Three large men with large guns walked heavily toward the camp. I had been sweeping the area in front of the shack with a broom of Maho-san's design and stopped slowly as if my presence in this forlorn forest were totally natural. The men were not happy. This land, didn't I know, belonged to so-and-so of such-and-such, (who I understood to be a local noble who owned half the island) and I was a vagrant and trespassing and didn't I know what happened to trespassers, etc. I feigned innocence and invited the brutes in for tea, stalling for time as I watched Maho-san creeping in from the tree-line behind them. Something about the look in her eye took my breath away. She looked, for all intents and purposes, like she was going to kill them. I thought it was a shame my actual brain wasn't wired to hers as I wanted to shout to her to assure her that I had it under control. For a moment I was afraid that she would charge and render 'control' the least useful descriptor for the situation. She closed her eyes, slowly opened them again and the murderous look was gone. I smiled, relieved, put aside the snarky comments I was going to make to the three men, and pulled the trap. Using a combination of fine, nearly invisible wires and thick, strong fibers I yanked one of them to his knees and bound his arms behind his back. The middle one flew up into the trees feet-first and the third made a mad dash and slipped out of the third trap, but Maho was on it. The trees bent in toward the man and their branches encircled him in a bear hug.
They shouted and cursed and attempted to show bravado but their voices quivered with fear of our abilities. I doubt any of them had an idea that it wasn't magic that had ensnared them. Maho-san strode out of the trees and gave me a high-five. She smiled sadly. "Guess we gotta make ourselves scarce."

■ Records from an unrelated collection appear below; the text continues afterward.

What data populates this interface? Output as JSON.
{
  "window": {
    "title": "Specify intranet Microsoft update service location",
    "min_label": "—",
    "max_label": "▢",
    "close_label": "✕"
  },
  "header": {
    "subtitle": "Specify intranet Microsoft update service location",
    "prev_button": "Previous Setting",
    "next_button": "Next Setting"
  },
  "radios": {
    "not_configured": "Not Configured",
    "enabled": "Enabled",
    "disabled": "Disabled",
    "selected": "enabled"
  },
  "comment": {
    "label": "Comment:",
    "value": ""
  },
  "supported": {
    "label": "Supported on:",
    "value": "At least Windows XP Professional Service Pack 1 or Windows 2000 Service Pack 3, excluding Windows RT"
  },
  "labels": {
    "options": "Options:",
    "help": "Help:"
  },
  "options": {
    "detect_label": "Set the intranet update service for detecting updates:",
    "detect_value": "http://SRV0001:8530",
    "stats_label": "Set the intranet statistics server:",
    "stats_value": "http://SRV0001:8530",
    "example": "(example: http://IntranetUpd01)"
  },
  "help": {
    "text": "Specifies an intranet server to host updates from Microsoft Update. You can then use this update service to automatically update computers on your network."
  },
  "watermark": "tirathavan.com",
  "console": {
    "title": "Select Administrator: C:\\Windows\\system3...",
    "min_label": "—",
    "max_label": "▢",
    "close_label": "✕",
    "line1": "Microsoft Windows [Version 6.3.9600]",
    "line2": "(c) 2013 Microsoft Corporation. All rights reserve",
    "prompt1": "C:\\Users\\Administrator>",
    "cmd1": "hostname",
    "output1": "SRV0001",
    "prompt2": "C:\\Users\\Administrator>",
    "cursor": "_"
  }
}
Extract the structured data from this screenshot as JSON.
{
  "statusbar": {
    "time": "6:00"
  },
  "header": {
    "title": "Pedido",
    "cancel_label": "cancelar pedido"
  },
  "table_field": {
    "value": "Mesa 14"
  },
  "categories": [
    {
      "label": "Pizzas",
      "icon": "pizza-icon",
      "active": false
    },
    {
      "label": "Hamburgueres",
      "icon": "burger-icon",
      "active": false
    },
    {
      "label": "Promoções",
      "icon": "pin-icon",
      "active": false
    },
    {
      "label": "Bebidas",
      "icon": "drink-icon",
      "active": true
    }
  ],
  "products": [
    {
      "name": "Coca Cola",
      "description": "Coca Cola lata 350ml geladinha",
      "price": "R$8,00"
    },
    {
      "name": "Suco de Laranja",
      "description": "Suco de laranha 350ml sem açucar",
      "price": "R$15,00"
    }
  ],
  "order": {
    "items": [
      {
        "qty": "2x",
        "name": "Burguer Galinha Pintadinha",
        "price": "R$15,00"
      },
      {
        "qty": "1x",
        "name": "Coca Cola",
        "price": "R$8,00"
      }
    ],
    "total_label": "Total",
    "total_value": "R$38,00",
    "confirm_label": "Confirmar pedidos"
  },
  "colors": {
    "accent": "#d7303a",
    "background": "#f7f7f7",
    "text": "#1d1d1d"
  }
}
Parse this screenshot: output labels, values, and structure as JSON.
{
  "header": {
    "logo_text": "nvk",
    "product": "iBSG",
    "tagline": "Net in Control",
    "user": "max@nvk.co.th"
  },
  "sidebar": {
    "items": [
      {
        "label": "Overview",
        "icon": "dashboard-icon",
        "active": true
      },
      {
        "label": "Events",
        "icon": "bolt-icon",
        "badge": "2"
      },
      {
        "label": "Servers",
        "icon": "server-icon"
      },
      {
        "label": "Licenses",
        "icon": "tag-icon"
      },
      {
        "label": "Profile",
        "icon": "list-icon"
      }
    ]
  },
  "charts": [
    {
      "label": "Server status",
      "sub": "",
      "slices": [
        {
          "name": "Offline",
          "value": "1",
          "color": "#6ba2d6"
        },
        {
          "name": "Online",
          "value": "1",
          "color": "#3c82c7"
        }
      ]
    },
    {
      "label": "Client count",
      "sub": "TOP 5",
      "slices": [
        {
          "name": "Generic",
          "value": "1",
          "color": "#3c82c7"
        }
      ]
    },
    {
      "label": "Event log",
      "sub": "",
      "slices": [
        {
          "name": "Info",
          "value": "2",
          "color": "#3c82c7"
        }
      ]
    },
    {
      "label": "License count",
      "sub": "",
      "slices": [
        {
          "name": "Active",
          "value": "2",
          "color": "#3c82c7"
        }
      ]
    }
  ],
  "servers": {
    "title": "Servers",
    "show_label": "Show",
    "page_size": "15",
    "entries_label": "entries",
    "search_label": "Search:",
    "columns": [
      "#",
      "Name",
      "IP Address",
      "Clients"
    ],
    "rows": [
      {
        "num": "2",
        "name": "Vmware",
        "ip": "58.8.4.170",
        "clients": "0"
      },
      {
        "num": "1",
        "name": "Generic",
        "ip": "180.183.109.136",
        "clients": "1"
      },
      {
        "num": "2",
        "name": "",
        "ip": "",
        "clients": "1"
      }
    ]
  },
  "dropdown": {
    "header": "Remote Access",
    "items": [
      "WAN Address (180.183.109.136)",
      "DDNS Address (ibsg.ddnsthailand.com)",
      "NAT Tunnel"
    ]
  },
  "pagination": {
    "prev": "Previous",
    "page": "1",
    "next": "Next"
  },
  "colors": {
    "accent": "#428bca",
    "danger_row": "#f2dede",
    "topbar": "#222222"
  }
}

I nodded. "I believe it was only a matter of time. I'm just glad we were able to accomplish as much as we did." With the men steaming and spewing insults around us, we packed up what little we owned. Maho-san made another cart, part-rickshaw part-wagon to carry the items, and we pulled it together out of the camp. We released the men, who ran as fast as their muscular legs could carry them back from where they came, spouting promises that they would return with more of their friends. Maho-san raised a hand and our little shack exploded into confetti and swirled away in the breeze. A few days later we arrived at the port town of Storm King. As we tried to decide what we would do next, there was no discussion as to whether we would part ways. Until I met Ghani Maho, I had never had a better friend in all my life.
Next: Rose Madda